TASK STATEMENT:
Pick each line that has "accent" out of the records.

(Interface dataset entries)
---------------
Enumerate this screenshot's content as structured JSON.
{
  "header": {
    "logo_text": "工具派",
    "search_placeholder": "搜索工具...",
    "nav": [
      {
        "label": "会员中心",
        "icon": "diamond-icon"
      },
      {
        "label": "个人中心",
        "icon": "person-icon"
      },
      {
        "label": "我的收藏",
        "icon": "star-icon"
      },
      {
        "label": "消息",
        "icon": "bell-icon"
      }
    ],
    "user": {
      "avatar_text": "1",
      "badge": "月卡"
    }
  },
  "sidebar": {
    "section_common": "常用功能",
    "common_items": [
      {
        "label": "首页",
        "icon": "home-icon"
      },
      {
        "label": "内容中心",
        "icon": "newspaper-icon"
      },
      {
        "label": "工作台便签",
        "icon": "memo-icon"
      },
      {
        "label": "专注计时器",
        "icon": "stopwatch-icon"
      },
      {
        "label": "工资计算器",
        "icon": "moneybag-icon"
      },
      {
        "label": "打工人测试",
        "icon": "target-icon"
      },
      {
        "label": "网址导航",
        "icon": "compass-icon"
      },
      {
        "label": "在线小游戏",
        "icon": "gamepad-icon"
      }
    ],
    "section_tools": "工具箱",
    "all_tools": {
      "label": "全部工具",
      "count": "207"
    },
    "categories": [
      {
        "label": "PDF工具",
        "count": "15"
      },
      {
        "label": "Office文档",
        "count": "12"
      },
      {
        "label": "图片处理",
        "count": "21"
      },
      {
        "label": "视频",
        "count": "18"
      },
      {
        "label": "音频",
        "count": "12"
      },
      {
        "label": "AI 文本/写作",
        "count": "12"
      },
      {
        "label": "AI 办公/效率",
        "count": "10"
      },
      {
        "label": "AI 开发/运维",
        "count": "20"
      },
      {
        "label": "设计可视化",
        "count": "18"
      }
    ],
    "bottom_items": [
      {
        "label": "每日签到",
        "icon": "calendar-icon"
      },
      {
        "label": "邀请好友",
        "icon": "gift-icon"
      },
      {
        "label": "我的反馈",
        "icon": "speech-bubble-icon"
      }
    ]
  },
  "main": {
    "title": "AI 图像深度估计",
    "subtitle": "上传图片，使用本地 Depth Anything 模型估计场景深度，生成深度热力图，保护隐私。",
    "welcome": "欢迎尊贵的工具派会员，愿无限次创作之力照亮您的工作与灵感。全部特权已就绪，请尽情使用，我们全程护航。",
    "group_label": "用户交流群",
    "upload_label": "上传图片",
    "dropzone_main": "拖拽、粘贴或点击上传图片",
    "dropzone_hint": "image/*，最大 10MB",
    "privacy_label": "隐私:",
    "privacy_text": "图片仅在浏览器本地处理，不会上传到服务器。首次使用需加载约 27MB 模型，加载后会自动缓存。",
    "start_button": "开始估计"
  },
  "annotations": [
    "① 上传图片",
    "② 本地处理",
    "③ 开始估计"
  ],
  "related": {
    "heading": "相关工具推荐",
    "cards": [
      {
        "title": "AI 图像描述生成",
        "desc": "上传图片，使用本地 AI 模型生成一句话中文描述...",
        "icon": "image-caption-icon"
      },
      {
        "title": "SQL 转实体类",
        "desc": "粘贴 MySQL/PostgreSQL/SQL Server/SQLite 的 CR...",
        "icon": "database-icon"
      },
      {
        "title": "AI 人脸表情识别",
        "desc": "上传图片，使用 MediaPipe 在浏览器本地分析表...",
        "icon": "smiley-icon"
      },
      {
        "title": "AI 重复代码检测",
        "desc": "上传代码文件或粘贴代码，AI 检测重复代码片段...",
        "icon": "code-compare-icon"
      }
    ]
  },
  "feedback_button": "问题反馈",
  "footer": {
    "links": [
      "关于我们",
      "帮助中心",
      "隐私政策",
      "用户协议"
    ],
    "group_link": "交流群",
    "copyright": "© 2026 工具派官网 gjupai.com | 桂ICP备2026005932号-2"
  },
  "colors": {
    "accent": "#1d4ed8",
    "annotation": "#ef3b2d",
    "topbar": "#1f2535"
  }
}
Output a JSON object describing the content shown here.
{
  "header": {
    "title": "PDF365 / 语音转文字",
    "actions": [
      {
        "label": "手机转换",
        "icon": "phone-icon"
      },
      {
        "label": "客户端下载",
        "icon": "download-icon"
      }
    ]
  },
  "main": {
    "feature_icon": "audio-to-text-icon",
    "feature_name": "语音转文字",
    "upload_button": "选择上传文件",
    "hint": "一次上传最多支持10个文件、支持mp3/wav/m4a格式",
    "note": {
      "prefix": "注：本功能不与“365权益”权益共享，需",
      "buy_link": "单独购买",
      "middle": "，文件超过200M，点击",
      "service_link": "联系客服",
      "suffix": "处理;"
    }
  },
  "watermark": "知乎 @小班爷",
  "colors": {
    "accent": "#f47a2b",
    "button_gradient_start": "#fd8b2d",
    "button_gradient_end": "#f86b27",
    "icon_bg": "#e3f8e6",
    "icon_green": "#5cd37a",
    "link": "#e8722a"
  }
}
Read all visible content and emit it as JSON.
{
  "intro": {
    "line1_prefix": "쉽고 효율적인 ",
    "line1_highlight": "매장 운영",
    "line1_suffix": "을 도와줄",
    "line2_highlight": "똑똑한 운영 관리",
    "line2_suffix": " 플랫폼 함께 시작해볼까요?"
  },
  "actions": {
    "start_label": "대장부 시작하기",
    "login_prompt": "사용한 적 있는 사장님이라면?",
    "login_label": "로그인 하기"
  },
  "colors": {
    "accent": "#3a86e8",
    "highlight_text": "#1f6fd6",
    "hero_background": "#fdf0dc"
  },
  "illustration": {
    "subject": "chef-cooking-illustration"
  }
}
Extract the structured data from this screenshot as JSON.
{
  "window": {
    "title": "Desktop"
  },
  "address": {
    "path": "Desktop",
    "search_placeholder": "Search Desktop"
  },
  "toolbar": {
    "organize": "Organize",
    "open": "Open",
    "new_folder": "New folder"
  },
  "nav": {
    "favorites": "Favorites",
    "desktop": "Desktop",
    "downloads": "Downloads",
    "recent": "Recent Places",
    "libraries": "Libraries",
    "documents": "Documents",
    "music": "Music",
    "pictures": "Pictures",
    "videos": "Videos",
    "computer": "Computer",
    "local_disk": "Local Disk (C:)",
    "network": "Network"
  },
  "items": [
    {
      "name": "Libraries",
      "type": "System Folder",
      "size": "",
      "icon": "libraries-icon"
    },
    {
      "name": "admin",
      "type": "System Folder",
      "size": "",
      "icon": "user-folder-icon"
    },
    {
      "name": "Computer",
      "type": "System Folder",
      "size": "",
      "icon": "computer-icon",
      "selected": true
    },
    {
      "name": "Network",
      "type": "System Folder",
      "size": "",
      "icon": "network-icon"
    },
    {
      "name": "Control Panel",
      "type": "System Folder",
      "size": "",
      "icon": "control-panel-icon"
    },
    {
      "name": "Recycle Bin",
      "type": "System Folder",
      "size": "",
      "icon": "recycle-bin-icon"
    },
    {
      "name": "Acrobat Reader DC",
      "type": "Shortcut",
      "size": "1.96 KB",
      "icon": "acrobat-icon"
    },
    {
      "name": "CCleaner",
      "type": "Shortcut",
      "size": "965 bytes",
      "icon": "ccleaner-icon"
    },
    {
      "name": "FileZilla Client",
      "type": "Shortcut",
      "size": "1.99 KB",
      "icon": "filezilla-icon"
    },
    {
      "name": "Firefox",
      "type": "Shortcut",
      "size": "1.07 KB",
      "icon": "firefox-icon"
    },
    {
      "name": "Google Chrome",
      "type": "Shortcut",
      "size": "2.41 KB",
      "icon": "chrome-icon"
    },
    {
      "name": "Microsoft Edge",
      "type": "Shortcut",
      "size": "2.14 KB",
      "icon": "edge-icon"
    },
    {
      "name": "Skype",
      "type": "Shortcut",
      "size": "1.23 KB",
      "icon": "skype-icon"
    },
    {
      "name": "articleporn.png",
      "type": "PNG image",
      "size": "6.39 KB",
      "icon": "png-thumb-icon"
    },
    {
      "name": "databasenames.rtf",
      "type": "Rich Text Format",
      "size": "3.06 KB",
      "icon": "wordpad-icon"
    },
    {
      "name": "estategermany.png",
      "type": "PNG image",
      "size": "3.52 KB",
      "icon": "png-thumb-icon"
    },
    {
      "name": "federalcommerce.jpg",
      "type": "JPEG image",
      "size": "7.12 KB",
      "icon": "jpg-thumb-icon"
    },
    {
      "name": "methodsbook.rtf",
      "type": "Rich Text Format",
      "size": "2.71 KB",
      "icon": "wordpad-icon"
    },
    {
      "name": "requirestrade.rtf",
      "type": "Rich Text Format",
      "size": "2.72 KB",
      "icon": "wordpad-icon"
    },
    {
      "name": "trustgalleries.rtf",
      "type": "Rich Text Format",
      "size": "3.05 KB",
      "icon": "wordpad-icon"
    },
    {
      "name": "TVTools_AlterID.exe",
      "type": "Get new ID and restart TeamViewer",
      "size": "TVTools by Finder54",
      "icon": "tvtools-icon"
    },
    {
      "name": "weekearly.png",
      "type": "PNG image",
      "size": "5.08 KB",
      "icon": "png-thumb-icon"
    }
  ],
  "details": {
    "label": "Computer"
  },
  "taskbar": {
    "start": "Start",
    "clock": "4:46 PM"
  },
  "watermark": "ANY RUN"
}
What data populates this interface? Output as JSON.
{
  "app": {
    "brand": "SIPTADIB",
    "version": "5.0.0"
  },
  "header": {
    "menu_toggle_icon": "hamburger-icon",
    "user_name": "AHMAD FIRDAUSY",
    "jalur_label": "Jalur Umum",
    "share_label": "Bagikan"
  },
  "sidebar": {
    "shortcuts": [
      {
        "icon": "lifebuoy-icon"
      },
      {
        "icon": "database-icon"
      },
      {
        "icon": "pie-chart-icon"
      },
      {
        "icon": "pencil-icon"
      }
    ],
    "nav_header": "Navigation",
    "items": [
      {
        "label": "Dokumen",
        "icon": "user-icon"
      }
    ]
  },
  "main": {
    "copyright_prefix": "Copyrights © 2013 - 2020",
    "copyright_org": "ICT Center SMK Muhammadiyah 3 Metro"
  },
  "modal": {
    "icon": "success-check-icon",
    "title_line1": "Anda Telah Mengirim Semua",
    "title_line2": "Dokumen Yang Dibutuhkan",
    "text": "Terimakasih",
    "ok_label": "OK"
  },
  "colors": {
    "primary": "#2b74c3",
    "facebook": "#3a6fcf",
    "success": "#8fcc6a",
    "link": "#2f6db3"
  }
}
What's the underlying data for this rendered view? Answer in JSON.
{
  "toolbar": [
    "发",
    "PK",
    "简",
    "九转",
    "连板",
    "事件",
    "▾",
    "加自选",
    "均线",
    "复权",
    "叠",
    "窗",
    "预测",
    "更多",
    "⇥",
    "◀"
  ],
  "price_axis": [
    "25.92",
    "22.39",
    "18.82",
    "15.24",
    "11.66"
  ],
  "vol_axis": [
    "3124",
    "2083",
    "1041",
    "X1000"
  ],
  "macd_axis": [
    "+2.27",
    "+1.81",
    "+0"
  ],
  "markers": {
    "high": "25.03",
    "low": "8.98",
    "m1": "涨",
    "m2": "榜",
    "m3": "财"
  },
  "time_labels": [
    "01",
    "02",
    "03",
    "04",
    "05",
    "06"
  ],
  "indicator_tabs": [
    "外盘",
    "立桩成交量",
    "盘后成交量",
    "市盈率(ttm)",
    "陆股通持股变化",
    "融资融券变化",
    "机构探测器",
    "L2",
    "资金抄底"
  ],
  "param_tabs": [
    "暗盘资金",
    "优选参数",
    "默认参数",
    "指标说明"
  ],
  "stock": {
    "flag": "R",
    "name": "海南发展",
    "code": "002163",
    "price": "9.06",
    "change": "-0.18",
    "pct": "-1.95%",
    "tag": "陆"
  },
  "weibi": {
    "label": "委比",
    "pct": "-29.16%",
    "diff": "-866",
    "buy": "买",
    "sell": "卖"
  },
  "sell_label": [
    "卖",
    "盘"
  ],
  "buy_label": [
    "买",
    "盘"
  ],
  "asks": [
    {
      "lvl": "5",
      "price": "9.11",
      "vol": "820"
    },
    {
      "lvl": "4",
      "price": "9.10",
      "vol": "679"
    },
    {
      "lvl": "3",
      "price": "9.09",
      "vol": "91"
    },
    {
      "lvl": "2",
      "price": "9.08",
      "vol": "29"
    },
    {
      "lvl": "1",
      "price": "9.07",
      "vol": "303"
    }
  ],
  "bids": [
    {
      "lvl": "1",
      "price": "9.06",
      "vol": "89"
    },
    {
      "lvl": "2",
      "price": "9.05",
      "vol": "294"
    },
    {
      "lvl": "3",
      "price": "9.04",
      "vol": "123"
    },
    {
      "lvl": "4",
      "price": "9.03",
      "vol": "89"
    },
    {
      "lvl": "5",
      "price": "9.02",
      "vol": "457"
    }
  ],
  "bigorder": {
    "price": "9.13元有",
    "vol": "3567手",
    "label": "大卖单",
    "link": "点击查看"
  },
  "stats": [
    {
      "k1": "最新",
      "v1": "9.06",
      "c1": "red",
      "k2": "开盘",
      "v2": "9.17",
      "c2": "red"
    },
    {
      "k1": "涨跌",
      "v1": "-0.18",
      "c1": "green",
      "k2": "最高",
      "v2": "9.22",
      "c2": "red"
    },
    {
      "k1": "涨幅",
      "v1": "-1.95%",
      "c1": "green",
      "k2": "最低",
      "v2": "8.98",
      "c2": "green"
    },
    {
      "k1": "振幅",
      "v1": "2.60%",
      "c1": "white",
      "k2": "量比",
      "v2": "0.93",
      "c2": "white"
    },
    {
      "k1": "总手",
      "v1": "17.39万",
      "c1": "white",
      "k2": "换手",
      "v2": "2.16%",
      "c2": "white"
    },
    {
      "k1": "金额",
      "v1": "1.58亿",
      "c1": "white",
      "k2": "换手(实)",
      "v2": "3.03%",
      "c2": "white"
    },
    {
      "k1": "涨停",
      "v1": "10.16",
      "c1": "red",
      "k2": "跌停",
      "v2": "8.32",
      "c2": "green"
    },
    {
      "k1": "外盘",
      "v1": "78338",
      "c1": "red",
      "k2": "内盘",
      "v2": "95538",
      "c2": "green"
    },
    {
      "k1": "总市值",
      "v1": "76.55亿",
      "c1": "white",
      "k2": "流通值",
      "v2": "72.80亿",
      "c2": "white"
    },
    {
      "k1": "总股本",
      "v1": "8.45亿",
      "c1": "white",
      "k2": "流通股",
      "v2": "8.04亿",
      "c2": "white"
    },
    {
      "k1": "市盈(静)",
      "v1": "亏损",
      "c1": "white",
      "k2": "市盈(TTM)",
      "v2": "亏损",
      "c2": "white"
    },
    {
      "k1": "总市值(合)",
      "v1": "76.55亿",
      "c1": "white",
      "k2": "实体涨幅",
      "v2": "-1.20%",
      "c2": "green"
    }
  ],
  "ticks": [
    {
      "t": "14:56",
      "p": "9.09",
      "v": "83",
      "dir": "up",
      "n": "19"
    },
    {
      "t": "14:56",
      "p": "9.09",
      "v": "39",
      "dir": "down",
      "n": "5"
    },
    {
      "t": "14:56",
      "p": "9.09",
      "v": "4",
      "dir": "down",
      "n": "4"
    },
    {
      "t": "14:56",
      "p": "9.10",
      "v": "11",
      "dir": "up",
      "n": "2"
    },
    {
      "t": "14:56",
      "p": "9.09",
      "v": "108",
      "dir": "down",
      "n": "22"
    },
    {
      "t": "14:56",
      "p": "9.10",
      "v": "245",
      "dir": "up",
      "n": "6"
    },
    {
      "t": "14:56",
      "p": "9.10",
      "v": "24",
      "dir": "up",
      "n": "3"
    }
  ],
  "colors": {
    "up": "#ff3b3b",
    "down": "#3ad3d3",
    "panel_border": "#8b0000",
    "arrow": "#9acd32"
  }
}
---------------
ANSWER BELOW:
    "accent": "#1d4ed8",
    "accent": "#f47a2b",
    "accent": "#3a86e8",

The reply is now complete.